May 23, 2014

The Health Insurance Hurdle

Credit: stockimages
Back in the good old days, large employers used to offer health insurance to their retirees. Maybe you had to work a certain number of years or work to a certain age to qualify, but this retirement benefit made things pretty easy. You retired, you stayed on your employer’s health insurance until age 65, and then you hopped on Medicare. Easy peasy.

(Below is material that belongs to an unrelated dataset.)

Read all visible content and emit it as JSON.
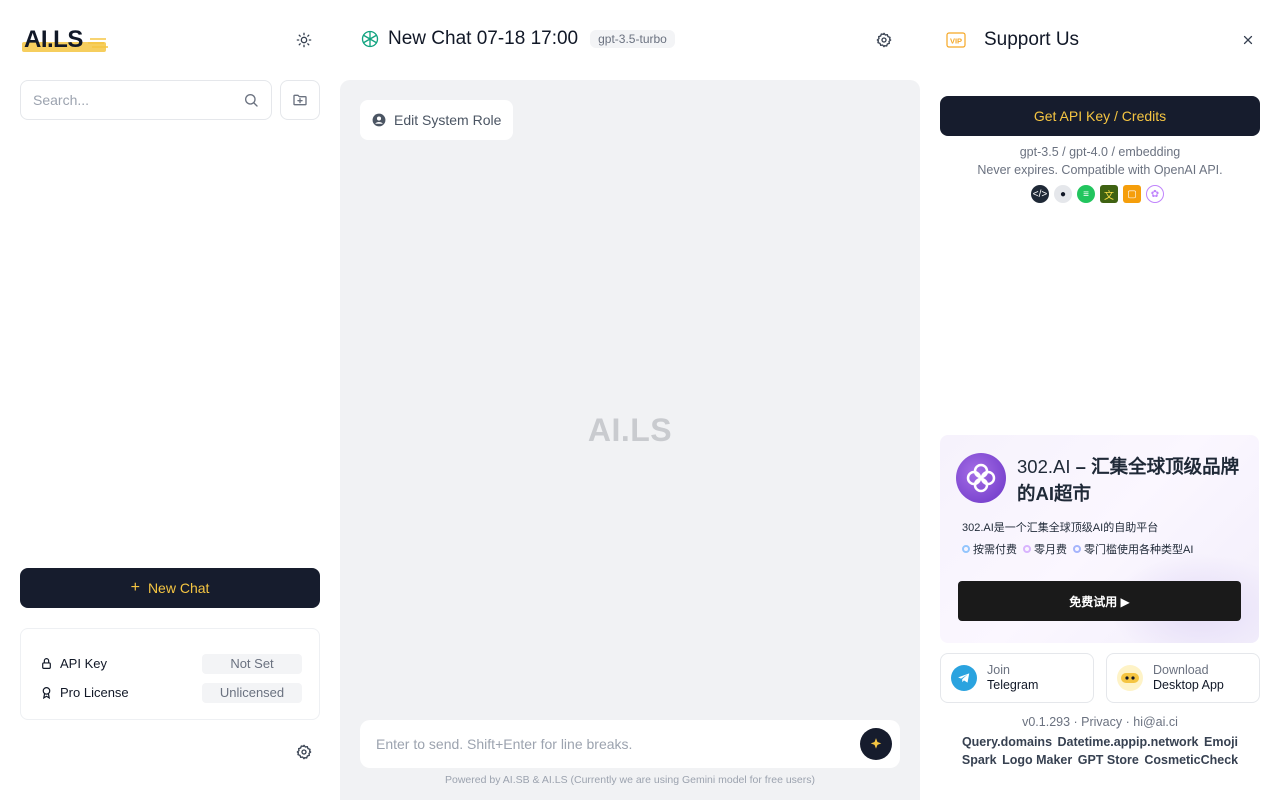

Unfortunately, as of 2012, only 25% of large employers still offered health insurance to retirees, and with the number of retirees growing and health care costs continuing to rise, I would expect that number to continue to decline. This leaves people hoping to retire before age 63.5 (most people can retire and stay on their employer’s health insurance for up to 18 months by signing up for COBRA) with a bit of a problem. How can you possibly retire early and have health insurance? This hurdle has kept many people working longer than they wanted in recent years, and for good reason. Buying a health insurance policy in your 50s or 60s can be very expensive, and if you have a condition such as diabetes or heart disease, or had a bout with an illness such as cancer, it could be downright impossible. As of January 1, 2014, the rules of the game changed.

(Now I’m about to wade into one of the most politically charged, hot-button issues for a minute, and regardless of how you feel about the Patient Protection and Affordable Care Act, I need you to stay with me. This post is about retiring early and having health insurance, NOT about a law that has done some good and some bad.)

You see, as part of the Patient Protection and Affordable Care Act, insurance companies cannot discriminate against early retirees who have pre-existing conditions such as diabetes, heart disease, or cancer. The newly created public insurance exchanges are also run like large company or group plans, so even though most early retirees are on the older end of the insurance pool of people, the inclusion of younger and statistically healthier people should theoretically lower the cost for an early retiree seeking health insurance. If the cost of buying a health insurance policy to bridge you from retirement to Medicare just became cheaper (some would argue about this), and your ability to buy a health insurance policy to bridge you from retirement to Medicare just became more possible (you can’t argue about this), then the health insurance hurdle to retiring early just got a lot lower!

If you are fortunate enough to work for a company that offers health insurance to retirees, you are very lucky. If you’re like most people and your employer does not offer health insurance to retirees, you need a game plan. Retiring without insurance is not a good option. One big medical problem might not kill you, but it could kill you and your family financially. 

Before you run through the halls naked or start singing that song in a staff meeting about your employer taking your job and… (putting it elsewhere), you need to have the health insurance hurdle figured out. Maybe you can jump on your younger and still-working spouse’s plan, maybe you’re pretty healthy and can find a good deal on a private policy, or maybe you’ll have to keep your fingers crossed and hop on, but you’ve at least got more options today than you did last year. Either way, if you want to successfully retire early, you need to take the time on the front end to figure out how you can best have health insurance between your retirement date (plus 18 months on your old employer’s health insurance through COBRA) and age 65 when Medicare kicks in, and you need to factor in the cost of that health insurance before you just sail away.


No comments:

Post a Comment